But what was wrong? Undoubtedly, Marotta made recourse to some administrative and financial alchemies in order to support research and other activities which could otherwise be stifled by the innumerable Catch 22's of the administrative laws and by-laws. But the first heavy sentence – later cancelled by the Court of Appeal – was a clear indicator of a firm intention to devalue and stop the work Marotta had been promoting for many years. A parallel conundrum is why did the action against Marotta start the year after he retired in 1961, and reached the courts only after two more years, in 1964. This was likely due in primis to the fact that his foes inside and outside the ISS expected that one of them would be nominated director. This did not happen, since the Government chose a powerful and competent academic with good connections with the Christian-democrat party, the pharmaceutical chemist Giordano Giacomello; and Giacomello acted in a substantially competent and correct way, thereby not fulfilling the expectations that Marotta's heritage – particularly the laboratories headed by Bovet and Chain – would be torn to pieces in favour of other sectors. Not a long time afterwards, "evidence" was produced that the new director was also responsible for some formally illegal action, and subsequently indicted and convicted.

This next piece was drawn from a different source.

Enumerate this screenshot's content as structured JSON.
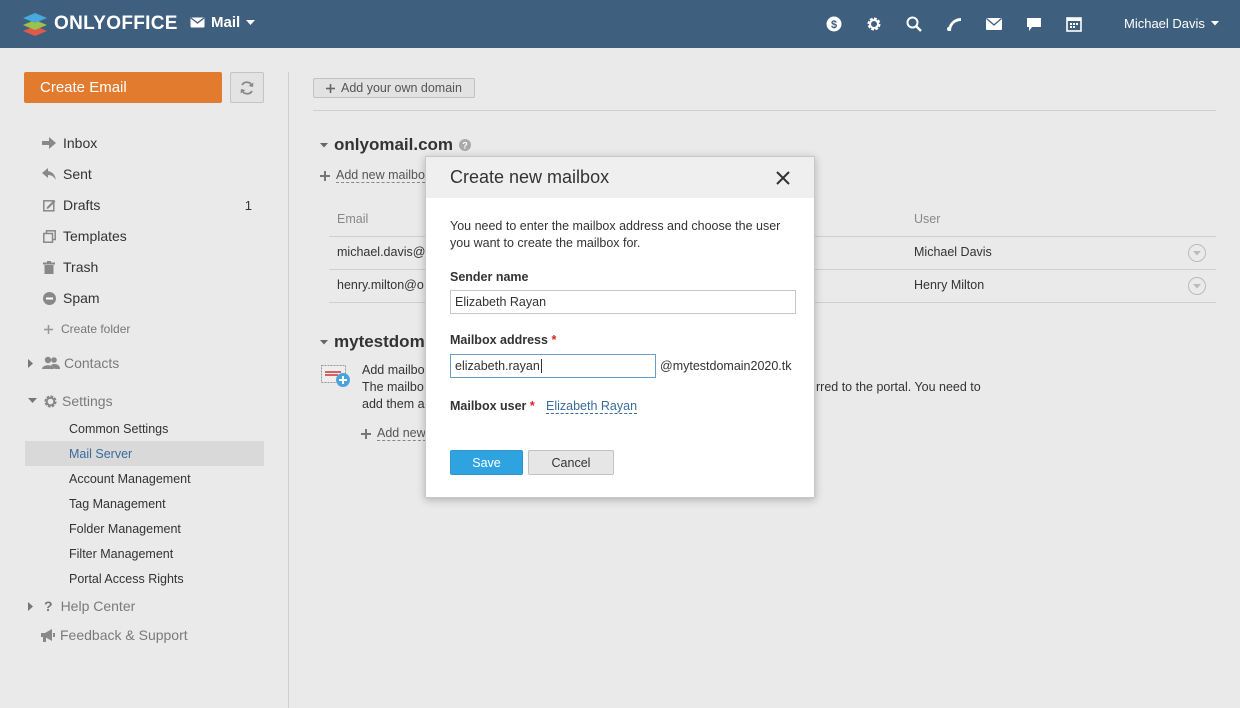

From this point on, the institute went through a long period of death throes; Bovet ran for a position in one of the smallest Italian universities, Chain took a chair at the Imperial College in London, and most other sectors also suffered because of the hostile climate which had been created. But here we must stop, since the later events and the recovery of ISS, which started after considerable turmoil resulting in an ad hoc 1973 law, and turned into robust growth after the 1978 National Health Service law, are not part of the book under review.

 

Giorgio Bignami
già Istituto Superiore di Sanità, Rome, Italy
welin.bignami@mclink.net